How much California’s gas tax is going up and how its price has changed over the years
The annual increase to California’s gas tax made the highest gas tax in America just a bit higher. How much has it changed since the annual hike began?
Since being enacted in 2017, California’s gas tax gets an automatic hike every 1 July to help fund maintenance of the state’s roads and bridges. Drivers can expect to pay about 8 cents more each time they fill up until next year.
The California gas tax was established in 2017 under Senate Bill 1 which incrementally raises the fuel excise tax each year. With this year’s increase, 51.1 cents on every gallon will go toward more road repairs, which Caltrans says has helped over the past three years of the tax to improve 6,400 lane miles. That is a 40 percent increase over what Caltrans was able to do before the annual tax hike.
This article is from 2021. In 2022 the planned increase is 2.8 cents.
How much has the tax increased since 2017
Since the state enacted Senate Bill 1 the amount of tax Californians spend on a gallon has increased over 21 cents. The first hike of 12 cents came 1 November 2017 after the bill was signed by then-Governor Jerry Brown. The next rise of 5.6 cents came 1 July 2019, followed by a 3.2 cent adjustment last year.

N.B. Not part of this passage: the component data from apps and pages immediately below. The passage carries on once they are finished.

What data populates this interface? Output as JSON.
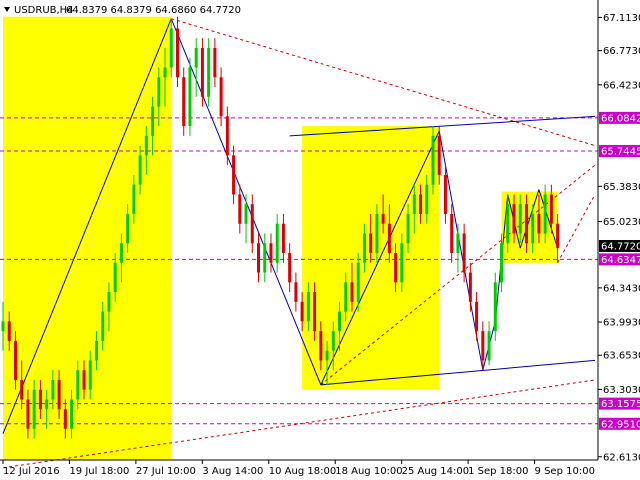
{
  "header": {
    "symbol": "USDRUB,H4",
    "ohlc": "64.8379 64.8379 64.6860 64.7720"
  },
  "chart_data": {
    "type": "candlestick",
    "symbol": "USDRUB",
    "timeframe": "H4",
    "ylim": [
      62.58,
      67.23
    ],
    "x_ticks": [
      "12 Jul 2016",
      "19 Jul 18:00",
      "27 Jul 10:00",
      "3 Aug 14:00",
      "10 Aug 18:00",
      "18 Aug 10:00",
      "25 Aug 14:00",
      "1 Sep 18:00",
      "9 Sep 10:00"
    ],
    "y_ticks": [
      "67.1130",
      "66.7730",
      "66.4230",
      "65.3830",
      "65.0230",
      "64.3430",
      "63.9930",
      "63.6530",
      "63.3030",
      "62.6130"
    ],
    "levels": [
      {
        "value": 66.0842,
        "label": "66.0842",
        "color": "#cc00cc"
      },
      {
        "value": 65.7445,
        "label": "65.7445",
        "color": "#cc00cc"
      },
      {
        "value": 64.6347,
        "label": "64.6347",
        "color": "#cc00cc"
      },
      {
        "value": 63.1575,
        "label": "63.1575",
        "color": "#cc00cc"
      },
      {
        "value": 62.951,
        "label": "62.9510",
        "color": "#cc00cc"
      }
    ],
    "current_price": {
      "value": 64.772,
      "label": "64.7720"
    },
    "colors": {
      "bull": "#00cc00",
      "bear": "#dd0000",
      "zone": "#ffff00",
      "trend_line": "#0000aa",
      "forecast_line": "#cc0000",
      "level_line": "#cc00cc",
      "current_price_bg": "#000000",
      "grid": "none"
    },
    "candles": [
      [
        63.9,
        64.2,
        63.7,
        64.0
      ],
      [
        64.0,
        64.1,
        63.7,
        63.8
      ],
      [
        63.8,
        63.9,
        63.3,
        63.4
      ],
      [
        63.4,
        63.6,
        63.1,
        63.2
      ],
      [
        63.2,
        63.3,
        62.8,
        62.9
      ],
      [
        62.9,
        63.4,
        62.8,
        63.3
      ],
      [
        63.3,
        63.4,
        63.0,
        63.1
      ],
      [
        63.1,
        63.3,
        62.9,
        63.2
      ],
      [
        63.2,
        63.5,
        63.1,
        63.4
      ],
      [
        63.4,
        63.5,
        63.0,
        63.1
      ],
      [
        63.1,
        63.2,
        62.8,
        62.9
      ],
      [
        62.9,
        63.3,
        62.8,
        63.2
      ],
      [
        63.2,
        63.6,
        63.1,
        63.5
      ],
      [
        63.5,
        63.6,
        63.2,
        63.3
      ],
      [
        63.3,
        63.7,
        63.2,
        63.6
      ],
      [
        63.6,
        63.9,
        63.5,
        63.8
      ],
      [
        63.8,
        64.2,
        63.7,
        64.1
      ],
      [
        64.1,
        64.4,
        63.9,
        64.3
      ],
      [
        64.3,
        64.7,
        64.2,
        64.6
      ],
      [
        64.6,
        64.9,
        64.4,
        64.8
      ],
      [
        64.8,
        65.2,
        64.7,
        65.1
      ],
      [
        65.1,
        65.5,
        65.0,
        65.4
      ],
      [
        65.4,
        65.8,
        65.3,
        65.7
      ],
      [
        65.7,
        66.0,
        65.5,
        65.9
      ],
      [
        65.9,
        66.3,
        65.7,
        66.2
      ],
      [
        66.2,
        66.6,
        66.0,
        66.5
      ],
      [
        66.5,
        66.8,
        66.2,
        66.6
      ],
      [
        66.6,
        67.1,
        66.5,
        67.0
      ],
      [
        67.0,
        67.12,
        66.4,
        66.5
      ],
      [
        66.5,
        66.6,
        65.9,
        66.0
      ],
      [
        66.0,
        66.7,
        65.9,
        66.6
      ],
      [
        66.6,
        66.9,
        66.3,
        66.8
      ],
      [
        66.8,
        66.9,
        66.2,
        66.3
      ],
      [
        66.3,
        66.9,
        66.2,
        66.8
      ],
      [
        66.8,
        66.9,
        66.4,
        66.5
      ],
      [
        66.5,
        66.6,
        66.0,
        66.1
      ],
      [
        66.1,
        66.2,
        65.6,
        65.7
      ],
      [
        65.7,
        65.8,
        65.2,
        65.3
      ],
      [
        65.3,
        65.4,
        64.9,
        65.0
      ],
      [
        65.0,
        65.3,
        64.8,
        65.2
      ],
      [
        65.2,
        65.3,
        64.7,
        64.8
      ],
      [
        64.8,
        64.9,
        64.4,
        64.5
      ],
      [
        64.5,
        64.9,
        64.4,
        64.8
      ],
      [
        64.8,
        64.9,
        64.5,
        64.6
      ],
      [
        64.6,
        65.1,
        64.5,
        65.0
      ],
      [
        65.0,
        65.1,
        64.6,
        64.7
      ],
      [
        64.7,
        64.8,
        64.3,
        64.4
      ],
      [
        64.4,
        64.5,
        64.1,
        64.2
      ],
      [
        64.2,
        64.3,
        63.9,
        64.0
      ],
      [
        64.0,
        64.4,
        63.9,
        64.3
      ],
      [
        64.3,
        64.4,
        63.8,
        63.9
      ],
      [
        63.9,
        64.0,
        63.5,
        63.6
      ],
      [
        63.6,
        63.8,
        63.35,
        63.7
      ],
      [
        63.7,
        64.0,
        63.5,
        63.9
      ],
      [
        63.9,
        64.2,
        63.7,
        64.1
      ],
      [
        64.1,
        64.5,
        64.0,
        64.4
      ],
      [
        64.4,
        64.6,
        64.1,
        64.2
      ],
      [
        64.2,
        64.7,
        64.1,
        64.6
      ],
      [
        64.6,
        65.0,
        64.5,
        64.9
      ],
      [
        64.9,
        65.1,
        64.6,
        64.7
      ],
      [
        64.7,
        65.2,
        64.6,
        65.1
      ],
      [
        65.1,
        65.3,
        64.9,
        65.0
      ],
      [
        65.0,
        65.2,
        64.6,
        64.7
      ],
      [
        64.7,
        64.8,
        64.3,
        64.4
      ],
      [
        64.4,
        64.9,
        64.3,
        64.8
      ],
      [
        64.8,
        65.2,
        64.7,
        65.1
      ],
      [
        65.1,
        65.4,
        64.9,
        65.3
      ],
      [
        65.3,
        65.4,
        65.0,
        65.1
      ],
      [
        65.1,
        65.5,
        65.0,
        65.4
      ],
      [
        65.4,
        66.0,
        65.3,
        65.9
      ],
      [
        65.9,
        66.0,
        65.4,
        65.5
      ],
      [
        65.5,
        65.6,
        65.0,
        65.1
      ],
      [
        65.1,
        65.2,
        64.6,
        64.7
      ],
      [
        64.7,
        65.0,
        64.5,
        64.9
      ],
      [
        64.9,
        65.0,
        64.4,
        64.5
      ],
      [
        64.5,
        64.6,
        64.1,
        64.2
      ],
      [
        64.2,
        64.3,
        63.8,
        63.9
      ],
      [
        63.9,
        64.0,
        63.5,
        63.6
      ],
      [
        63.6,
        64.0,
        63.55,
        63.9
      ],
      [
        63.9,
        64.5,
        63.8,
        64.4
      ],
      [
        64.4,
        64.9,
        64.3,
        64.8
      ],
      [
        64.8,
        65.3,
        64.7,
        65.2
      ],
      [
        65.2,
        65.3,
        64.8,
        64.9
      ],
      [
        64.9,
        65.3,
        64.8,
        65.2
      ],
      [
        65.2,
        65.3,
        64.7,
        64.8
      ],
      [
        64.8,
        65.2,
        64.7,
        65.1
      ],
      [
        65.1,
        65.3,
        64.8,
        64.9
      ],
      [
        64.9,
        65.4,
        64.8,
        65.3
      ],
      [
        65.3,
        65.4,
        64.9,
        65.0
      ],
      [
        65.0,
        65.1,
        64.6,
        64.75
      ]
    ],
    "zones": [
      {
        "from_bar": 0,
        "to_bar": 27,
        "top": 67.12,
        "bottom": 62.58
      },
      {
        "from_bar": 48,
        "to_bar": 70,
        "top": 66.0,
        "bottom": 63.3
      },
      {
        "from_bar": 80,
        "to_bar": 89,
        "top": 65.33,
        "bottom": 64.6
      }
    ],
    "trend_lines": [
      {
        "from": [
          0,
          62.85
        ],
        "to": [
          27,
          67.1
        ]
      },
      {
        "from": [
          27,
          67.1
        ],
        "to": [
          51,
          63.35
        ]
      },
      {
        "from": [
          51,
          63.35
        ],
        "to": [
          70,
          65.95
        ]
      },
      {
        "from": [
          70,
          65.95
        ],
        "to": [
          77,
          63.5
        ]
      },
      {
        "from": [
          77,
          63.5
        ],
        "to": [
          79,
          64.0
        ]
      },
      {
        "from": [
          79,
          64.0
        ],
        "to": [
          81,
          65.3
        ]
      },
      {
        "from": [
          81,
          65.3
        ],
        "to": [
          83,
          64.75
        ]
      },
      {
        "from": [
          83,
          64.75
        ],
        "to": [
          86,
          65.35
        ]
      },
      {
        "from": [
          86,
          65.35
        ],
        "to": [
          89,
          64.75
        ]
      },
      {
        "from": [
          46,
          65.9
        ],
        "to": [
          95,
          66.1
        ]
      },
      {
        "from": [
          51,
          63.35
        ],
        "to": [
          95,
          63.6
        ]
      }
    ],
    "forecast_lines": [
      {
        "from": [
          27,
          67.1
        ],
        "to": [
          95,
          65.8
        ]
      },
      {
        "from": [
          0,
          62.5
        ],
        "to": [
          95,
          63.4
        ]
      },
      {
        "from": [
          51,
          63.35
        ],
        "to": [
          95,
          65.6
        ]
      },
      {
        "from": [
          89,
          64.6
        ],
        "to": [
          95,
          65.3
        ]
      }
    ]
  }
}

The 2021 increase is "about 0.6 cents per gallon, and for that typical 14-gallon size fuel tank, that means you're paying about 8 cents more per fill up, so not a huge difference," said Doug Shupe, AAA Spokesperson for Southern California. According to the American Petroleum Institute, when you add on other state taxes and fees the price is 63.65 cents per gallon. Tack on another 18.4 cents from Uncle Sam and Californians pay an additional 82.05 cents now for each gallon of gas.
California Republicans push for a gas tax holiday
The California Legislature passed a $262 billion budget on Monday, not included in the appropriations bill was a proposal by Republican state lawmakers to give residents a gas tax holiday for the 2021-2022 fiscal year. They wanted the state to use money from the general fund to make up the difference.
In a letter to Governor Gavin Newsom the GOP lawmakers wrote “While this legislature is currently deliberating whether to expand the Golden State Stimulus payments to more Californians, it is important to understand that any action intended to provide financial relief to Californians is undermined by the accompanying rise in gasoline excise taxes,” stated the letter.
The latest increase is expected to haul in an additional $83 million next year, according to the Republican lawmakers. They say the gas tax costs the average family of four as much as $800 per year.